People have different genetic and physiological makeup, which can affect how they respond to training. Some people may see significant gains in their vertical jump from jump rope training, while others may not see much change at all. It’s important to keep in mind that there’s no one-size-fits-all approach to improving your jumping ability.
The Law of Diminishing Returns
Like with any type of training, there may be a point of diminishing returns with jump rope. Once you’ve achieved a certain level of leg strength and coordination, additional jump rope sessions may not yield much additional benefit. You may need to incorporate other types of training, such as weightlifting, plyometrics, or sport-specific drills, to continue making progress.
Overtraining and Injury

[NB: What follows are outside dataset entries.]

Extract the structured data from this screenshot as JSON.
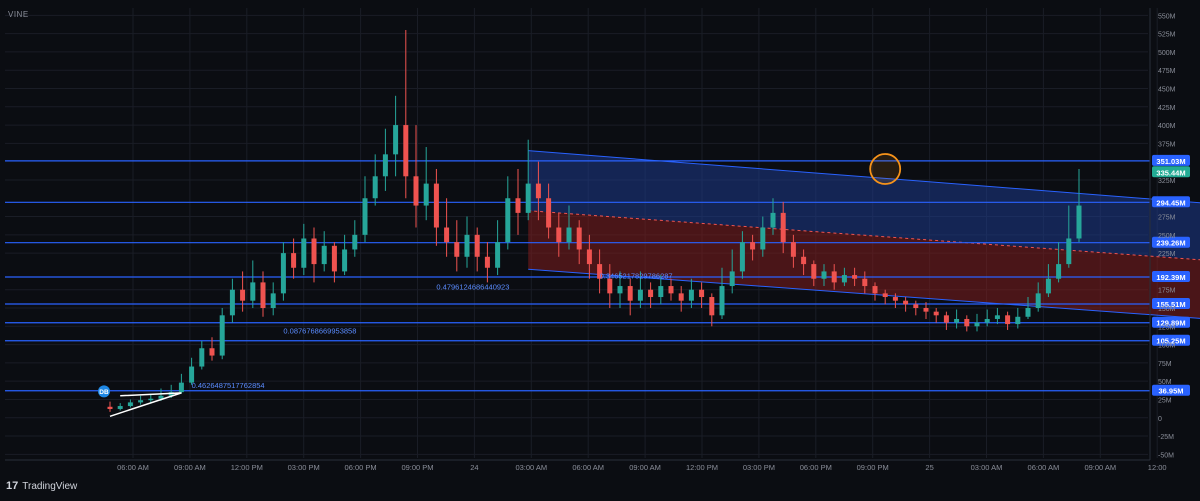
{
  "symbol": "VINE",
  "branding": {
    "mark": "17",
    "name": "TradingView"
  },
  "colors": {
    "background": "#0b0d12",
    "grid": "#1a1d26",
    "up": "#26a69a",
    "down": "#ef5350",
    "level_line": "#2962ff",
    "channel_upper_fill": "#1e3a8a",
    "channel_lower_fill": "#7f1d1d",
    "circle": "#f7931a",
    "last_price_bg": "#22ab94"
  },
  "chart_data": {
    "type": "candlestick",
    "y_unit": "M",
    "ylim": [
      -55,
      560
    ],
    "y_ticks": [
      550,
      525,
      500,
      475,
      450,
      425,
      400,
      375,
      325,
      275,
      250,
      225,
      175,
      150,
      125,
      100,
      75,
      50,
      25,
      0,
      -25,
      -50
    ],
    "y_tick_labels": [
      "550M",
      "525M",
      "500M",
      "475M",
      "450M",
      "425M",
      "400M",
      "375M",
      "325M",
      "275M",
      "250M",
      "225M",
      "175M",
      "150M",
      "125M",
      "100M",
      "75M",
      "50M",
      "25M",
      "0",
      "-25M",
      "-50M"
    ],
    "x_ticks": [
      "06:00 AM",
      "09:00 AM",
      "12:00 PM",
      "03:00 PM",
      "06:00 PM",
      "09:00 PM",
      "24",
      "03:00 AM",
      "06:00 AM",
      "09:00 AM",
      "12:00 PM",
      "03:00 PM",
      "06:00 PM",
      "09:00 PM",
      "25",
      "03:00 AM",
      "06:00 AM",
      "09:00 AM",
      "12:00"
    ],
    "horizontal_levels": [
      {
        "value": 351.03,
        "label": "351.03M"
      },
      {
        "value": 294.45,
        "label": "294.45M"
      },
      {
        "value": 239.26,
        "label": "239.26M"
      },
      {
        "value": 192.39,
        "label": "192.39M"
      },
      {
        "value": 155.51,
        "label": "155.51M"
      },
      {
        "value": 129.89,
        "label": "129.89M"
      },
      {
        "value": 105.25,
        "label": "105.25M"
      },
      {
        "value": 36.95,
        "label": "36.95M"
      }
    ],
    "last_price": {
      "value": 335.44,
      "label": "335.44M"
    },
    "channel": {
      "x_start": 42,
      "x_end": 202,
      "upper": [
        365,
        192
      ],
      "middle": [
        283,
        120
      ],
      "lower": [
        203,
        40
      ]
    },
    "fib_labels": [
      {
        "text": "0.4626487517762854",
        "x": 9,
        "y": 41
      },
      {
        "text": "0.0876768669953858",
        "x": 18,
        "y": 115
      },
      {
        "text": "0.4796124686440923",
        "x": 33,
        "y": 175
      },
      {
        "text": "0.3465217829786287",
        "x": 49,
        "y": 190
      }
    ],
    "marker_badge": {
      "text": "DB",
      "x": 0,
      "y": 36
    },
    "highlight_circles": [
      {
        "x": 77,
        "y": 340
      },
      {
        "x": 121,
        "y": 284
      },
      {
        "x": 178,
        "y": 112
      },
      {
        "x": 190,
        "y": 113
      },
      {
        "x": 199,
        "y": 185
      }
    ],
    "candles": [
      [
        1,
        15,
        12,
        22,
        8
      ],
      [
        2,
        12,
        16,
        20,
        10
      ],
      [
        3,
        16,
        21,
        25,
        14
      ],
      [
        4,
        21,
        24,
        30,
        18
      ],
      [
        5,
        24,
        26,
        33,
        20
      ],
      [
        6,
        26,
        30,
        40,
        23
      ],
      [
        7,
        30,
        35,
        45,
        27
      ],
      [
        8,
        35,
        48,
        60,
        33
      ],
      [
        9,
        48,
        70,
        82,
        45
      ],
      [
        10,
        70,
        95,
        105,
        66
      ],
      [
        11,
        95,
        85,
        110,
        78
      ],
      [
        12,
        85,
        140,
        150,
        80
      ],
      [
        13,
        140,
        175,
        190,
        130
      ],
      [
        14,
        175,
        160,
        200,
        145
      ],
      [
        15,
        160,
        185,
        215,
        150
      ],
      [
        16,
        185,
        150,
        200,
        138
      ],
      [
        17,
        150,
        170,
        185,
        140
      ],
      [
        18,
        170,
        225,
        240,
        160
      ],
      [
        19,
        225,
        205,
        245,
        190
      ],
      [
        20,
        205,
        245,
        265,
        195
      ],
      [
        21,
        245,
        210,
        260,
        185
      ],
      [
        22,
        210,
        235,
        255,
        200
      ],
      [
        23,
        235,
        200,
        240,
        185
      ],
      [
        24,
        200,
        230,
        250,
        195
      ],
      [
        25,
        230,
        250,
        270,
        220
      ],
      [
        26,
        250,
        300,
        330,
        240
      ],
      [
        27,
        300,
        330,
        360,
        290
      ],
      [
        28,
        330,
        360,
        395,
        310
      ],
      [
        29,
        360,
        400,
        440,
        330
      ],
      [
        30,
        400,
        330,
        530,
        300
      ],
      [
        31,
        330,
        290,
        400,
        260
      ],
      [
        32,
        290,
        320,
        370,
        270
      ],
      [
        33,
        320,
        260,
        340,
        235
      ],
      [
        34,
        260,
        240,
        300,
        220
      ],
      [
        35,
        240,
        220,
        270,
        200
      ],
      [
        36,
        220,
        250,
        275,
        205
      ],
      [
        37,
        250,
        220,
        260,
        200
      ],
      [
        38,
        220,
        205,
        240,
        185
      ],
      [
        39,
        205,
        240,
        270,
        195
      ],
      [
        40,
        240,
        300,
        330,
        230
      ],
      [
        41,
        300,
        280,
        340,
        250
      ],
      [
        42,
        280,
        320,
        380,
        270
      ],
      [
        43,
        320,
        300,
        350,
        270
      ],
      [
        44,
        300,
        260,
        320,
        245
      ],
      [
        45,
        260,
        240,
        280,
        220
      ],
      [
        46,
        240,
        260,
        290,
        230
      ],
      [
        47,
        260,
        230,
        270,
        210
      ],
      [
        48,
        230,
        210,
        250,
        190
      ],
      [
        49,
        210,
        190,
        230,
        170
      ],
      [
        50,
        190,
        170,
        210,
        150
      ],
      [
        51,
        170,
        180,
        200,
        150
      ],
      [
        52,
        180,
        160,
        190,
        140
      ],
      [
        53,
        160,
        175,
        200,
        150
      ],
      [
        54,
        175,
        165,
        185,
        150
      ],
      [
        55,
        165,
        180,
        195,
        155
      ],
      [
        56,
        180,
        170,
        190,
        160
      ],
      [
        57,
        170,
        160,
        180,
        145
      ],
      [
        58,
        160,
        175,
        190,
        150
      ],
      [
        59,
        175,
        165,
        185,
        150
      ],
      [
        60,
        165,
        140,
        170,
        125
      ],
      [
        61,
        140,
        180,
        205,
        135
      ],
      [
        62,
        180,
        200,
        230,
        170
      ],
      [
        63,
        200,
        240,
        255,
        190
      ],
      [
        64,
        240,
        230,
        250,
        215
      ],
      [
        65,
        230,
        260,
        275,
        220
      ],
      [
        66,
        260,
        280,
        300,
        250
      ],
      [
        67,
        280,
        240,
        295,
        225
      ],
      [
        68,
        240,
        220,
        250,
        205
      ],
      [
        69,
        220,
        210,
        230,
        195
      ],
      [
        70,
        210,
        190,
        215,
        180
      ],
      [
        71,
        190,
        200,
        210,
        180
      ],
      [
        72,
        200,
        185,
        210,
        175
      ],
      [
        73,
        185,
        195,
        205,
        180
      ],
      [
        74,
        195,
        190,
        205,
        180
      ],
      [
        75,
        190,
        180,
        200,
        170
      ],
      [
        76,
        180,
        170,
        185,
        160
      ],
      [
        77,
        170,
        165,
        175,
        155
      ],
      [
        78,
        165,
        160,
        170,
        150
      ],
      [
        79,
        160,
        155,
        165,
        145
      ],
      [
        80,
        155,
        150,
        160,
        140
      ],
      [
        81,
        150,
        145,
        158,
        135
      ],
      [
        82,
        145,
        140,
        150,
        130
      ],
      [
        83,
        140,
        130,
        145,
        120
      ],
      [
        84,
        130,
        135,
        148,
        122
      ],
      [
        85,
        135,
        125,
        140,
        118
      ],
      [
        86,
        125,
        130,
        142,
        118
      ],
      [
        87,
        130,
        135,
        148,
        125
      ],
      [
        88,
        135,
        140,
        150,
        128
      ],
      [
        89,
        140,
        128,
        145,
        120
      ],
      [
        90,
        128,
        138,
        150,
        122
      ],
      [
        91,
        138,
        150,
        165,
        135
      ],
      [
        92,
        150,
        170,
        185,
        145
      ],
      [
        93,
        170,
        190,
        210,
        165
      ],
      [
        94,
        190,
        210,
        240,
        185
      ],
      [
        95,
        210,
        245,
        290,
        205
      ],
      [
        96,
        245,
        290,
        340,
        240
      ]
    ]
  }
}
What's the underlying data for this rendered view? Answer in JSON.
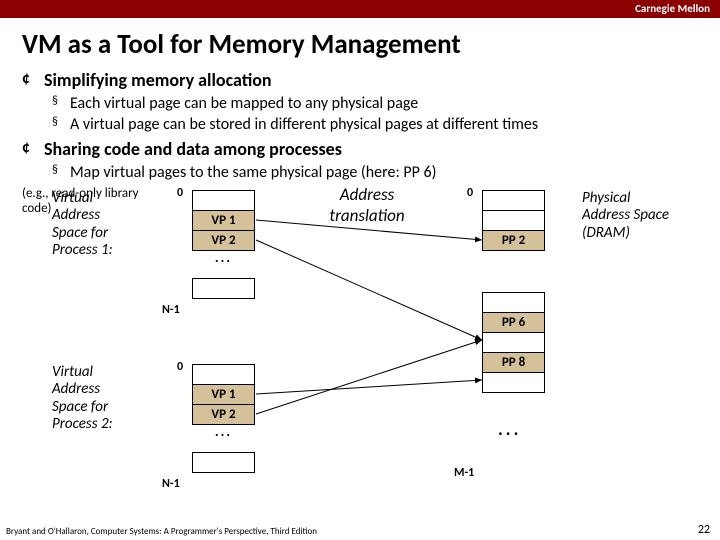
{
  "header": {
    "org": "Carnegie Mellon"
  },
  "title": "VM as a Tool for Memory Management",
  "bullets": {
    "b1": "Simplifying memory allocation",
    "b1a": "Each virtual page can be mapped to any physical page",
    "b1b": "A virtual page can be stored in different physical pages at different times",
    "b2": "Sharing code and data among processes",
    "b2a": "Map virtual pages to the same physical page (here: PP 6)"
  },
  "diagram": {
    "vas1_label": "Virtual Address Space for Process 1:",
    "vas2_label": "Virtual Address Space for Process 2:",
    "pas_label": "Physical Address Space (DRAM)",
    "addr_trans": "Address translation",
    "eg": "(e.g., read-only library code)",
    "vp1": "VP 1",
    "vp2": "VP 2",
    "pp2": "PP 2",
    "pp6": "PP 6",
    "pp8": "PP 8",
    "zero": "0",
    "nminus1": "N-1",
    "mminus1": "M-1",
    "dots": "..."
  },
  "footer": "Bryant and O'Hallaron, Computer Systems: A Programmer's Perspective, Third Edition",
  "page": "22"
}
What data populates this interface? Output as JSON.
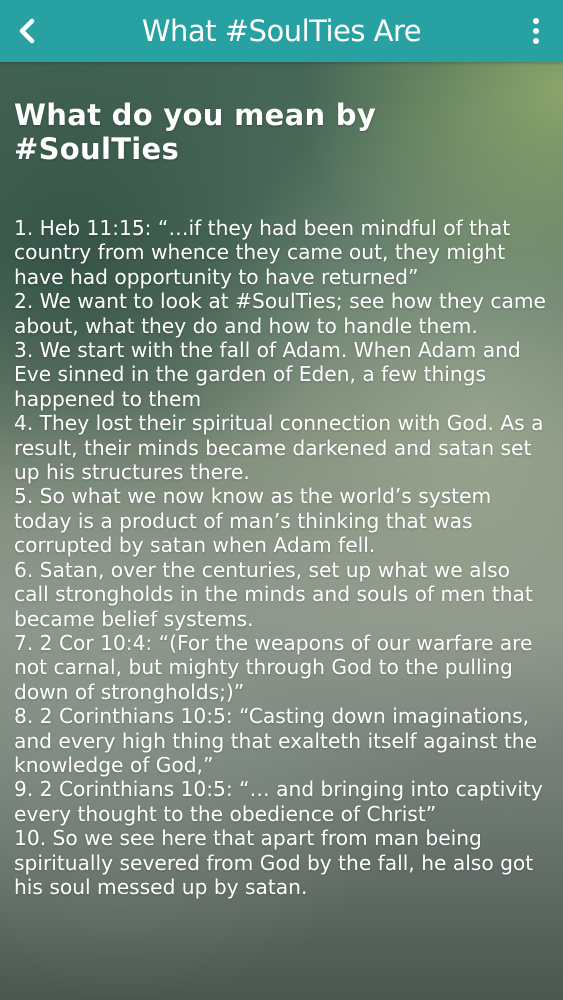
{
  "header": {
    "title": "What #SoulTies Are",
    "back_icon": "chevron-left-icon",
    "menu_icon": "more-vertical-icon",
    "background_color": "#27a1a2"
  },
  "article": {
    "heading": "What do you mean by #SoulTies",
    "items": [
      " 1. Heb 11:15: “…if they had been mindful of that country from whence they came out, they might have had opportunity to have returned”",
      " 2. We want to look at #SoulTies; see how they came about, what they do and how to handle them.",
      " 3. We start with the fall of Adam. When Adam and Eve sinned in the garden of Eden, a few things happened to them",
      " 4. They lost their spiritual connection with God. As a result, their minds became darkened and satan set up his structures there.",
      " 5. So what we now know as the world’s system today is a product of man’s thinking that was corrupted by satan when Adam fell.",
      " 6. Satan, over the centuries, set up what we also call strongholds in the minds and souls of men that became belief systems.",
      " 7. 2 Cor 10:4: “(For the weapons of our warfare are not carnal, but mighty through God to the pulling down of strongholds;)”",
      " 8. 2 Corinthians 10:5: “Casting down imaginations, and every high thing that exalteth itself against the knowledge of God,”",
      " 9. 2 Corinthians 10:5: “… and bringing into captivity every thought to the obedience of Christ”",
      " 10. So we see here that apart from man being spiritually severed from God by the fall, he also got his soul messed up by satan."
    ]
  }
}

Jump rope can be a high-impact exercise, which means that it can place stress on your joints, particularly your ankles, knees, and hips. Doing too much jump rope or doing it with poor form can increase your risk of injury, which could detract from your overall training program. Additionally, if you’re already doing a lot of jumping or other high-impact activities, adding jump rope on top of that may lead to overtraining and burnout.
So, can jump rope help you jump higher? The answer is a qualified yes. Jump rope training can potentially improve your leg strength, coordination, and body composition, all of which could contribute to a higher vertical jump. However, the extent to which jump rope will benefit your jumping ability may depend on individual factors, and incorporating other types of training may be necessary to see continued progress.
Does jumping rope increase calf size?
Jumping rope can stimulate muscle growth in your calves, particularly the gastrocnemius muscle, which is responsible for the “bulge” on the back of your lower leg. However, the extent to which jump rope will increase calf size may depend on individual factors, such as your starting point, nutrition, and recovery. Furthermore, if your goal is to increase your vertical jump, calf size may not be the primary factor that influences your results.
How long should I jump rope for vertical jump training?
The ideal duration and frequency of jump rope training for improving your vertical jump may depend on various factors, including your current fitness level, goals, and schedule. However, a general guideline is to aim for 10-20 minutes of jump rope per session, 2-3 times per week. Additionally, you may want to incorporate other types of training, such as strength training or plyometrics, to enhance your results.
Can jumping rope hurt your knees?
Jumping rope can place stress on your knees, particularly if you do it with poor form or do too much too soon. However, with proper technique and gradual progression, jumping rope should not cause knee pain or injury. If you have pre-existing knee conditions, such as arthritis or a ligament tear, you should consult with your healthcare provider before starting any new exercise program.
- Asadi, A., Arazi, H., Jaberzadeh, S., & Arvin, R. (2016). Effect of plyometric training on lower limb power and vertical jump performance in adolescent female basketball players. Sports Medicine, Arthroscopy, Rehabilitation, Therapy & Technology, 8(1), 1-7.
- Cook, J. L., & Purdam, C. R. (2012). Is tendon pathology a continuum? A pathology model to explain the clinical presentation of load-induced tendinopathy. British Journal of Sports Medicine, 46(4), 315-326.
- McCarthy, C. J., Mills, P. M., Pullinger, S. A., & Roberts, C. (2020). The effect of jump rope and plyometrics training on bone mineral density, body composition, and physical fitness in physically inactive university students. Journal of Physical Activity and Health, 17(2), 216-221.
- Stockbrugger, B. A., & Haennel, R. G. (2001). Jump training for basketball: A comparison of depth jumping and static jumping. Journal of Strength and Conditioning Research, 15(1), 39-46.